A systematic review found that patients who were switched from one biosimilar to another did not experience a change in clinical outcomes or an increase in adverse events.
In light of the growing evidence that supports the safety of switching from a reference product to a biosimilar, a systematic review reveals that biosimilar-to-biosimilar switching may also be safe for patients.
The review, which was published in BioDrugs, compiled data from 23 observational studies, selected from 982 original findings, to answer the question of whether switching patients from a biosimilar to another contributed to adverse clinical outcomes, including reduced efficacy or compromised safety.
Patients may have to switch from a reference biologic to a biosimilar or from one biosimilar to another because of changing insurance mandates, pharmacy benefit managers interfering in formulary placements, or policy limitations intended to reduce costs. Additionally, patients may be subject to different drug coverage while they’re traveling or if they relocate to another region.

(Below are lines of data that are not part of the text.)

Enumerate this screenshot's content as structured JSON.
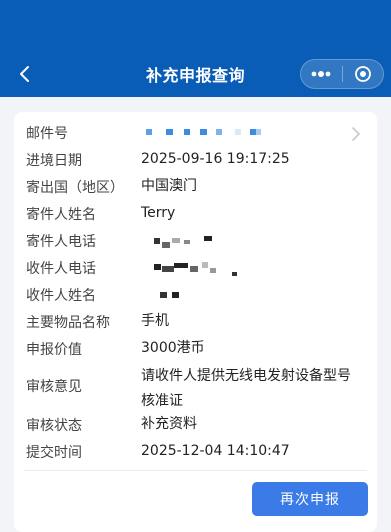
{
  "header": {
    "title": "补充申报查询"
  },
  "colors": {
    "header_bg": "#0a5db7",
    "button_bg": "#3b7be8",
    "mask_blue": "#5b9ee9"
  },
  "icons": {
    "back": "chevron-left-icon",
    "more": "more-dots-icon",
    "close": "target-circle-icon",
    "detail": "chevron-right-icon"
  },
  "details": {
    "tracking_number": {
      "label": "邮件号",
      "value": ""
    },
    "progress_date": {
      "label": "进境日期",
      "value": "2025-09-16 19:17:25"
    },
    "origin_country": {
      "label": "寄出国（地区）",
      "value": "中国澳门"
    },
    "sender_name": {
      "label": "寄件人姓名",
      "value": "Terry"
    },
    "sender_phone": {
      "label": "寄件人电话",
      "value": ""
    },
    "recipient_phone": {
      "label": "收件人电话",
      "value": ""
    },
    "recipient_name": {
      "label": "收件人姓名",
      "value": ""
    },
    "item_name": {
      "label": "主要物品名称",
      "value": "手机"
    },
    "declared_value": {
      "label": "申报价值",
      "value": "3000港币"
    },
    "review_comment": {
      "label": "审核意见",
      "value": "请收件人提供无线电发射设备型号核准证"
    },
    "review_status": {
      "label": "审核状态",
      "value": "补充资料"
    },
    "submit_time": {
      "label": "提交时间",
      "value": "2025-12-04 14:10:47"
    }
  },
  "actions": {
    "resubmit_label": "再次申报"
  }
}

A US survey found that 70% of patients with cancer don’t know what biosimilars are. The authors noted that some patients and providers may assume that because a biosimilar is cheaper and was approved using a different clinical development paradigm compared to a reference product that a biosimilar may lead to increases in adverse events or reduced effectiveness. Another issue is that patients who are told to switch to a biosimilar may experience the nocebo effect, where a patient’s negative attitude towards a product results in adverse clinical outcomes.
“The possibility of multiple switches between biosimilars of the same reference biologic is already a reality, and these types of switches are expected to become more common in the future…. Proof that biosimilars from the same reference biologic are equivalent in terms of effectiveness and safety is required to support switching between biosimilars of the same reference biologic,” the authors wrote.
The authors conducted an electronic database search for US- or EU-based studies that involved biosimilar-to-biosimilar switching through the end of December 2021. The studies could assess biosimilars for erythropoietin, human growth hormone, filgrastim, etanercept, adalimumab, infliximab, and rituximab. The literature had to be human studies published in English.
Among the 23 real-world observational studies that were included in their analysis, 13 were published in peer-reviewed journals and 10 derived from abstracts shared at conferences. The studies were heterogenous in size, design, and endpoints. Overall, 3657 patients were involved, and no randomized control trials were identified.
The majority of the studies focused on switches between infliximab biosimilars (n = 17), followed by adalimumab biosimilars (n = 3), etanercept biosimilar (n = 2), and rituximab biosimilars (n = 1).
The authors concluded that although the number of available studies was small, their review demonstrated that biosimilar-to-biosimilar switching did not compromise patients’ safety or clinical outcomes. They also stressed that physicians, nurses, and clinical pharmacists could play a critical role in educating patients on the safety, efficacy, and benefits of biosimilars as well as influencing biosimilar adoption.
The authors mentioned several limitations of the review, including the observational nature of the studies and the inclusion of potentially non-peer-reviewed abstracts that may only contain preliminary or interim data. It was noted that as more switches occur in the future, more data on biosimilar-to-biosimilar switched will emerge.
“Given that it is a current topic of interest to HCPs, their patients, and healthcare systems, it is useful to collate and evaluate existing data even while acknowledging that additional data will likely become available in the future,” they wrote.
Cohen HP, Hachaichi S, Bodenmueller W, Kvien TK, Danese S, Blauvelt A. Switching from one biosimilar to another biosimilar of the same reference biologic: a systematic review of studies. BioDrugs. Published online July 6, 2022. doi:10.1007/s40259-022-00546-6